Kevin O’Higgins was assassinated on 10 July 1927 by the IRA (unsanctioned) while walking to Sunday mass in Booterstown, Co. Dublin. Lying on the roadside and bleeding profusely, he should have died instantly. He nevertheless lived for several hours and summoned the strength to dictate his will. Shy but with a self-deprecating sense of humour, he whispered while dying:

‘there is no hope. I should be dead by now, only I have always been a bit of a diehard.’

Witnesses included his cabinet colleague Dr. Eoin McNeill, Professor of Early Irish at University College Dublin. His assassination having just returned from putting forward his state’s interests at the League of Nations naval conference in Geneva, and having dismissed his escort for the short walk, lead to widespread condemnation, both at home and abroad.

Cosgrave, shocked at the cold-blooded nature of the killing of one of Ireland’s most eminent statesmen and vice-president of the Executive Council of the Free State, immediately introduced a coercive Public Safety Act as well as an Electoral Ammendment Act. This eventually led to the inclusion of Fianna Fáil in mainstream politics, securing the democratic political institutions that were the object of O’Higgin’s political life, and ultimately leading to the stability of the fledgling state. Admirers from abroad included Winston Churchill who described O’Higgins as “a figure from antiquity cast in bronze”. In its editorial on the day after the slaying on July 11, 1927, the Irish Times paid tribute to the fallen statesman declaring:

‘of no other Irishman can it be said with more truth that he dedicated splendid gifts whole-heartedly, unsparingly, religiously, to his country’s service’.

His remains were removed from his residence, Dunamase House, Booterstown, to the Mansion House, Dublin, where thousands filed past the coffin. His funeral mass was held at St Andrew’s Church, Westland row. The funeral cortège stretched for over 3 miles. O’Higgins was buried in Glasnevin cemetery, the same grave as his infant son.
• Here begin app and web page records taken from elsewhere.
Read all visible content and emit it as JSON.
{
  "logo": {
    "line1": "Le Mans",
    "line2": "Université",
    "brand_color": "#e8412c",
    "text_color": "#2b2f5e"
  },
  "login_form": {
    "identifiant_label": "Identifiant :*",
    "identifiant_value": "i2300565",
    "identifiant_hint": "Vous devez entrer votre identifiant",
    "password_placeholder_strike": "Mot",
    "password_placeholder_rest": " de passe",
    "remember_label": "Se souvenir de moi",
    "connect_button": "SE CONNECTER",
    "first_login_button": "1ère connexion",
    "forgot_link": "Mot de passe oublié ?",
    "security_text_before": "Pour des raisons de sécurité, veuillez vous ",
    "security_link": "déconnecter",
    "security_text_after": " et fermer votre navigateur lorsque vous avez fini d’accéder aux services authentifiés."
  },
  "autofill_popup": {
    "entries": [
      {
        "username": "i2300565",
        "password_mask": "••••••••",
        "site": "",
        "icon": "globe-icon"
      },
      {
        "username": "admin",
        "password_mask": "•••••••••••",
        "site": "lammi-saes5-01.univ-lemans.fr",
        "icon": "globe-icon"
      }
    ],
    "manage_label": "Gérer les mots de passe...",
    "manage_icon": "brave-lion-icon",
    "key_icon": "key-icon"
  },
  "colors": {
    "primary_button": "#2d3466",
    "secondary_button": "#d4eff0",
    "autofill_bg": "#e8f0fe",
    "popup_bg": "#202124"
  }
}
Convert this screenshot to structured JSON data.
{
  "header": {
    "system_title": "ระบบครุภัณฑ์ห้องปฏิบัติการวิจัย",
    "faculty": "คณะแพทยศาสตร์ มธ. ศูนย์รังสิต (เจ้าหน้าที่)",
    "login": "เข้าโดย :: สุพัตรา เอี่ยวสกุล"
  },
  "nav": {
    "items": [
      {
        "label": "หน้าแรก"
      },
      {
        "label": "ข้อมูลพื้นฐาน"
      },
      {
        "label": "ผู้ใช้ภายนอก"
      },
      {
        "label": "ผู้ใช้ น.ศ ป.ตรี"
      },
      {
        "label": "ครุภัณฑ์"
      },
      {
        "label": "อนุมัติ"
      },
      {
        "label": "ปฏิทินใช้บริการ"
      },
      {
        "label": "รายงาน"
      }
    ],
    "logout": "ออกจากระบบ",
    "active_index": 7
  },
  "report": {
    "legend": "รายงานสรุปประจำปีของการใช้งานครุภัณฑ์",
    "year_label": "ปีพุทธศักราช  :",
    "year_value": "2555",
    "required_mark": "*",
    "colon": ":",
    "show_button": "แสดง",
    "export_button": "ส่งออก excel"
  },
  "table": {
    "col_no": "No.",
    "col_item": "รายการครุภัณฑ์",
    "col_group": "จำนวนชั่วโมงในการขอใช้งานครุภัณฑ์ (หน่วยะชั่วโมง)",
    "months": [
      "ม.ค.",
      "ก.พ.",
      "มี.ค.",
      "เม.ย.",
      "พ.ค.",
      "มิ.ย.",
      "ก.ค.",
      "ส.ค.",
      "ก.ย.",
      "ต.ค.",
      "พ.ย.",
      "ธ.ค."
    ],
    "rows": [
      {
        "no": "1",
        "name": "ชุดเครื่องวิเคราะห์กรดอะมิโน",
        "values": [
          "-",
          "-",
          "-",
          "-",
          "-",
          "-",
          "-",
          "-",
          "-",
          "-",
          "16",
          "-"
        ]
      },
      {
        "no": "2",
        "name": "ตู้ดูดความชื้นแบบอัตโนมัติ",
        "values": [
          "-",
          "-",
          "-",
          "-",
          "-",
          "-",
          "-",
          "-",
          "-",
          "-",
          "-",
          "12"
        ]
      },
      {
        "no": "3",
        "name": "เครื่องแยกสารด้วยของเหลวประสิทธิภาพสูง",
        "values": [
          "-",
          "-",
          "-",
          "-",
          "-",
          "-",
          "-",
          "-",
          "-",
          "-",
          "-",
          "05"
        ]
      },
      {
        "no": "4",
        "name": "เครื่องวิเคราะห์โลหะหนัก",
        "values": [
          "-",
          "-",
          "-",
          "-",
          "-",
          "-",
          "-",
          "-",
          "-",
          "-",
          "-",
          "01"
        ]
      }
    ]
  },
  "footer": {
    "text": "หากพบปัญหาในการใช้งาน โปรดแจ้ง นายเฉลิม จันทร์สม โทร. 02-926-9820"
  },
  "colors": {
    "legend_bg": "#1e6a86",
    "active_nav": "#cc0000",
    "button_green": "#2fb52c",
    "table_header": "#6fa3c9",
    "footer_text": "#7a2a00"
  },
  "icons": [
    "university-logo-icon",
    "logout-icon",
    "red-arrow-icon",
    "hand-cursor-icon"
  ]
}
Biography & Studies. Obituary in Irish Times, 11 July 1927. Dáil Éireann, Official Reports, 1922-1927. Winston S. Churchill, The World Crisis vol. v (London 1929). P. S. O’Hegarty, A bibliography of the books of Arthur Griffith, Michael Collins and Kevin O’Higgins (Dublin 1937). Michael Fogarty, Memorial to the founders of the Irish State: President Arthur Griffith, General Michael Collins, Vice-President Kevin O’Higgins (Dublin 1944). Terence De Vere White, Kevin O’Higgins (London 1948). ‘Assassins in the Free State’ in Unsolved Magazine no. 37 (1984). John P. McCarthy, Kevin O’Higgins: Builder of the Irish Free State (Dublin 2006).

Tomás O'Riordan